* indicates unreliable data
Land Use Survey
One land-use survey (LUS) is planned for the first intensive phase for the Delaware study unit. NAWQA typically requires new wells to be drilled for a LUS. However, given the nature of the hard rock geology in the area, we anticipate that we will need to use existing wells for our land use study. Drilling new wells would be cost prohibitive.

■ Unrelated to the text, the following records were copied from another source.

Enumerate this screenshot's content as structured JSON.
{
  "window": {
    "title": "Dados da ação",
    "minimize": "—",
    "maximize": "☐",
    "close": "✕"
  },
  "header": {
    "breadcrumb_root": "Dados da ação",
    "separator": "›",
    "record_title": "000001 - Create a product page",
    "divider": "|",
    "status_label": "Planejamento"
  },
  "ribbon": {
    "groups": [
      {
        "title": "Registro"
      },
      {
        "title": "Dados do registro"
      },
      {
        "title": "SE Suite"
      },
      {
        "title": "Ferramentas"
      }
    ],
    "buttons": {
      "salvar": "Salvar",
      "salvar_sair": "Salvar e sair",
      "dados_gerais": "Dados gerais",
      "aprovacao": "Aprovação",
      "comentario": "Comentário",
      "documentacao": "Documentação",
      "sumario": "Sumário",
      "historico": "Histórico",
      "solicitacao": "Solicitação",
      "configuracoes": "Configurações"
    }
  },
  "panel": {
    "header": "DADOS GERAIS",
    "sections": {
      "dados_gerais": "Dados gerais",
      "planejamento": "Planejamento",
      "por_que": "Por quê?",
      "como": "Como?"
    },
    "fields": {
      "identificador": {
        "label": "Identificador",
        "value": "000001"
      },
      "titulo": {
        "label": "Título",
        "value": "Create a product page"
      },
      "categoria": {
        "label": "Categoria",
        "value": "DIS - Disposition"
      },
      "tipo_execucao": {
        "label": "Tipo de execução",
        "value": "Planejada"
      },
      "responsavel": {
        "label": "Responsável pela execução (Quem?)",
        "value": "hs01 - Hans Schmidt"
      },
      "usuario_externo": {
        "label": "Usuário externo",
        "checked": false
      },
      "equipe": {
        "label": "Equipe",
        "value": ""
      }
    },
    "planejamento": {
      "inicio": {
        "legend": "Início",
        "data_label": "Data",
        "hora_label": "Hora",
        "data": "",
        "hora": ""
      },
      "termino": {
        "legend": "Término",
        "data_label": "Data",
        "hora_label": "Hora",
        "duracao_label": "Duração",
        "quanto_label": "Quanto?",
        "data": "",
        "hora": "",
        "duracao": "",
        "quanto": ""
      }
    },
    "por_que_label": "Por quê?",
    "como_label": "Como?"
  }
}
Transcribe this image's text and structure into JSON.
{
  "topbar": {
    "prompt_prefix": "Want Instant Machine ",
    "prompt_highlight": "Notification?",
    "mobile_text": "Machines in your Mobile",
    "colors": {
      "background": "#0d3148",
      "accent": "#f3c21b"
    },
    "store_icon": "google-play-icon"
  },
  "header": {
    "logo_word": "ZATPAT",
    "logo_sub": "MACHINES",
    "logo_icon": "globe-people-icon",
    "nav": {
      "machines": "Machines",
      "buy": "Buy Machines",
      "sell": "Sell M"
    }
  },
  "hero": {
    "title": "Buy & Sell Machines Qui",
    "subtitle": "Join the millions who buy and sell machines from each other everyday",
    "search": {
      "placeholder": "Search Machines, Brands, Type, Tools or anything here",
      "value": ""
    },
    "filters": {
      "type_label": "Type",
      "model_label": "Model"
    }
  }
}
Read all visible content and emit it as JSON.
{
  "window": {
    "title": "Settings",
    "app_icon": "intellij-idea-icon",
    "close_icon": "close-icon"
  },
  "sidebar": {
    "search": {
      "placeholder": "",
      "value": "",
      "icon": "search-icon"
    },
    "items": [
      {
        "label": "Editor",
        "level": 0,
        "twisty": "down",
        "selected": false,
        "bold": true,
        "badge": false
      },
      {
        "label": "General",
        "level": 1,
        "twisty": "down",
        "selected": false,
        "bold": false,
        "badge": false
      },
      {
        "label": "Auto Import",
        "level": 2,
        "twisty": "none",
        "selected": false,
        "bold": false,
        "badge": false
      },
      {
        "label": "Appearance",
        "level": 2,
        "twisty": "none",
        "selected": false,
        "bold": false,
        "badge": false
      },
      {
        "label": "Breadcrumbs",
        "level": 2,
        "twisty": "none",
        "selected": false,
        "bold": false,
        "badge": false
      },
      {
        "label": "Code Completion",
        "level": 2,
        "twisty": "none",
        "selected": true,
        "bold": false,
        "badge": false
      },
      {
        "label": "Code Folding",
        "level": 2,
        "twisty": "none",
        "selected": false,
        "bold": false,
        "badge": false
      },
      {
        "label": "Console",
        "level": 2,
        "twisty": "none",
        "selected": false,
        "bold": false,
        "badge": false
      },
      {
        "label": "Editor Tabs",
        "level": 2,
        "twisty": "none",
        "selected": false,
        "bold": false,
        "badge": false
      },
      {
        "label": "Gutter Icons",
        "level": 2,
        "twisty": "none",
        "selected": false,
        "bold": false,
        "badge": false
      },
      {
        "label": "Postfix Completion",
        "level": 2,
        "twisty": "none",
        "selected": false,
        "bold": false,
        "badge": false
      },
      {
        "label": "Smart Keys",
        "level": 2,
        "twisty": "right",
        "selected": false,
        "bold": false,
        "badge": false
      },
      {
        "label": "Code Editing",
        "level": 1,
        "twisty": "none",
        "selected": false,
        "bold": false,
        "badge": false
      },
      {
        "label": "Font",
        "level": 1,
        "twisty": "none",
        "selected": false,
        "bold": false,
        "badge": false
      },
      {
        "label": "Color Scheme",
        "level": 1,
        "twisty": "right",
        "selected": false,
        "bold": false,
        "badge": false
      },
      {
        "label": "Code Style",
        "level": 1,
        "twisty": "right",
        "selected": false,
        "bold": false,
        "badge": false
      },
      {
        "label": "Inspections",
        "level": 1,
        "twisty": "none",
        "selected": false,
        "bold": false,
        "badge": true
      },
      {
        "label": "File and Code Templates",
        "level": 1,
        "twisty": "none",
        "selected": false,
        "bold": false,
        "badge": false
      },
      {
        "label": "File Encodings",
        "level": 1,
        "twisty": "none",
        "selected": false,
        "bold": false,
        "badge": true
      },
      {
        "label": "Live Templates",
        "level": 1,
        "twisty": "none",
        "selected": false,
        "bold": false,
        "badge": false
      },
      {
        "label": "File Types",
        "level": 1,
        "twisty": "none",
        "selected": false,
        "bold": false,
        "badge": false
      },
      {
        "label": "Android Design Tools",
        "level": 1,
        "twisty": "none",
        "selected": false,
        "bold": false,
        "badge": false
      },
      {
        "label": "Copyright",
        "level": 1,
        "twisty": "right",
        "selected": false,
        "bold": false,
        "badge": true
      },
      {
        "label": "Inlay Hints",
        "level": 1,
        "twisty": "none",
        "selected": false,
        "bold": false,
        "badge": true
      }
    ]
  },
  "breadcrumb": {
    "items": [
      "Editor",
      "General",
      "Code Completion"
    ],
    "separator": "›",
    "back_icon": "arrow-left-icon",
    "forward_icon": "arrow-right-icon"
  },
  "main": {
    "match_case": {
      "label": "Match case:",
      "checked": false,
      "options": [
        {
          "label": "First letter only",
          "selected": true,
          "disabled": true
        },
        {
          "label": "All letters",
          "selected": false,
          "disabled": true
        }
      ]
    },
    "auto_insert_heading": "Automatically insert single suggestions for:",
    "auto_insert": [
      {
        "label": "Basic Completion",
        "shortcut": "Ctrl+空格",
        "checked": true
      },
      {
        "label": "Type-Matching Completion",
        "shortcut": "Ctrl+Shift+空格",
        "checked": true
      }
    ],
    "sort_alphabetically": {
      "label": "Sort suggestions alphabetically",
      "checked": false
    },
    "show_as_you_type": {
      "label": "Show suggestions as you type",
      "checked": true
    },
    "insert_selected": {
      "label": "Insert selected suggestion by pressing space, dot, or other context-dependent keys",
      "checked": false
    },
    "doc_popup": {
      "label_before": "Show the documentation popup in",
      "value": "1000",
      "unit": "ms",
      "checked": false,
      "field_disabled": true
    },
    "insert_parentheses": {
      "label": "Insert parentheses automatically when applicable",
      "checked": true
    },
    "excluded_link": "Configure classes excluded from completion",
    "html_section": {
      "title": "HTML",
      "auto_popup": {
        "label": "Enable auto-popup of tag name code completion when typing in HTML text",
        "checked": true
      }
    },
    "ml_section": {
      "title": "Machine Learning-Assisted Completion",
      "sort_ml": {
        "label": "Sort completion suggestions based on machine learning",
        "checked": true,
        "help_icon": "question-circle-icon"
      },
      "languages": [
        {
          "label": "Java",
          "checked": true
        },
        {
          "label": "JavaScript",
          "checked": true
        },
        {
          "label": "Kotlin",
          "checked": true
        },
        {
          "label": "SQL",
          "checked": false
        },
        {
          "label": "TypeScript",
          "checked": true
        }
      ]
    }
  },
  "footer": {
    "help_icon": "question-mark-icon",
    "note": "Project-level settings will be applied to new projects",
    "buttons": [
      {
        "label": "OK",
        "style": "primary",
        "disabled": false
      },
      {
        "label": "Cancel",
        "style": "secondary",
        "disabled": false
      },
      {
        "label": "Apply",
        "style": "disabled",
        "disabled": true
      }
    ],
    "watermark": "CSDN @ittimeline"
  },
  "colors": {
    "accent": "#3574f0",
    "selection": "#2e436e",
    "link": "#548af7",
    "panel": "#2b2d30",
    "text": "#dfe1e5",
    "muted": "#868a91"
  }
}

Because this study is designed to sample recently recharged water we must be sure that domestic well water is of recent age (about 10 years or younger). As part of our Piedmont SUS we are age dating about half our samples to determine if domestic wells will be adequate for a LUS. If the age dates of these samples is not too old we will proceed with our plans for the LUS. The other piece of information needed for successful completion of a LUS is adequate ancillary data for these wells (i.e. well depth, casing depth, open interval, aquifer type, etc.). If we cannot find sufficient ancillary information on the wells then the LUS will be cancelled.
If an urban LUS is conducted in the clastic rocks of the Piedmont Physiographic Province it will be conducted in the Summer of 2001. The rocks of this strata are mostly shale, sandstone, and conglomerates. The water table is a subdued reflection of the topography and groundwater flow is predominantly through fractures. Thirty domestic wells will be randomly selected throughout the strata using a grid-based sampling approach. The wells will be sampled for parameters listed in the attached table. Selection and use of wells will be simplified in part by use of the PaDEP ambient and fixed-site network of wells.
This LUS is of high priority in the study unit because it is the strata having the most newly urbanized land use, with the greatest change from agriculture and forest to residential and commercial land use. The LUS will be nested within the Delaware SUS of the same strata. The data collected by the PaDEP will augment the data collected as part of this SUS, and vice versa. Additionally, the data will augment, and provide regional information on water-quality trends for, the adjacent LSUS NAWQA LUS in a similar strata. Finally, part of the area was a type-area study (Mesozoic Basins) in the Appalachian Valleys-Piedmont Regional Aquifer-Systems Analysis program.
Flow Path Survey
A flow path survey is not planned as part of our groundwater assessment. Drilling in hard rock areas would be prohibitively expensive and there is no guarantee of useful results. The unconsolidated sediments of the Coastal Plain are a likely location for such a study, however they have problems with industrial contamination and induced recharge along the estuary. Also, they have been studied as part of the LINJ Urban Comprehensive Study. For these reasons we felt it would be more useful to expand the scope of other groundwater activities. This would allow us to cover more of the basin and fill in gaps in current understanding.